Intercontinental ballistic missiles armed with nuclear warheads are the most fearsome weapons devised by man -- and today among the least useful. In his review of the U.S. nuclear arsenal, prompted by personnel problems, U.S. Defense Secretary Chuck Hagel shouldn't be afraid to step back and acknowledge the obvious: Land-based missiles are obsolete.

ICBMs embody the Cold War logic of “mutually assured destruction.” The sense that this doctrine is no longer relevant to modern defense has apparently infected the Air Force units that operate the missiles. Reports of drug use, drunkenness and cheating on proficiency tests led Hagel to call for the review. This wasn't the first such scandal. The underlying problem is that ICBMs have become a weapon without a purpose.

At a time of budget stringency, the Pentagon expects to spend about $1 trillion over the next 30 years on modernizing its aging nuclear "triad" of land-based missiles and nuclear-armed bombers and submarines. Almost all of these weapons are nearing the end of their planned operational lives. It's a good moment to think afresh about cost-effectiveness in nuclear deterrence.

The Air Force badly wants a fleet of new long-range bombers costing more than $100 billion to replace its B-52s and B-2s. Strategic bombers have the advantage of being recallable: They can be launched to signal U.S. resolve or intent in a crisis, and ordered home once the message is received. They are also dual-use platforms, capable of carrying nuclear or conventional bombs and missiles.

The 14 Ohio-class ballistic-missile submarines are also reaching the end of their anticipated service. The Navy wants new ones at a cost of more than $6 billion apiece. Submarines are the least vulnerable part of the triad, able to patrol the world’s oceans undetected and respond with a devastating counterattack even if U.S. bomber and ICBM forces were destroyed. But they're expensive to build and operate.

Then there's the Air Force’s aging force of 450 Minuteman III ICBMs. Because they sit in fixed silos, they're individually vulnerable. Their sheer numbers and dispersal make them a credible deterrent, but they can't be used flexibly: It's Armageddon or nothing. Under their current life extension the Minutemen IIIs will last to about 2030, and the Air Force has no plan yet for a replacement.

There's no need to replace them. This portion of the triad can be dispensed with. The land-based missiles are the least cost-effective, and their drawbacks will only loom larger as arms-control efforts move forward. Under the New START agreement, the U.S. and Russia are limited to 1,550 deployed warheads and 700 deployed missiles and bombers, and President Barack Obama has already said he's willing to reduce nuclear forces by an additional third (to roughly 1,000 to 1,100 deployed warheads). At lower numbers of warheads and launchers, the relative vulnerability and inflexibility of ICBMs matter more.
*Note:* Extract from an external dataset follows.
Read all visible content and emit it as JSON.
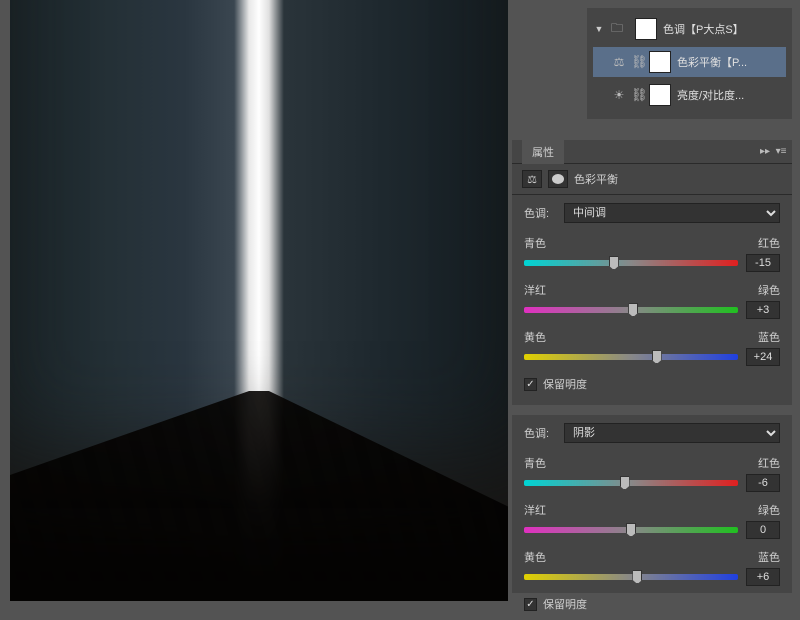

Spending on bombers and submarines makes better sense than spending on ICBMs, but savings that don't compromise security are possible there, too. Hagel's review should propose some.

Obama rightly says he wants to decrease U.S. reliance on nuclear weapons. Achieving that goal will require abandoning some of the orthodoxies of mutually assured destruction. Chief among these is the idea that nuclear deterrence requires maintaining enough weapons to “make the rubble bounce” on doomsday. That's a great way to waste money, but has nothing to do with effective defense.

To contact the senior editor responsible for Bloomberg View's editorials: David Shipley at davidshipley@bloomberg.net.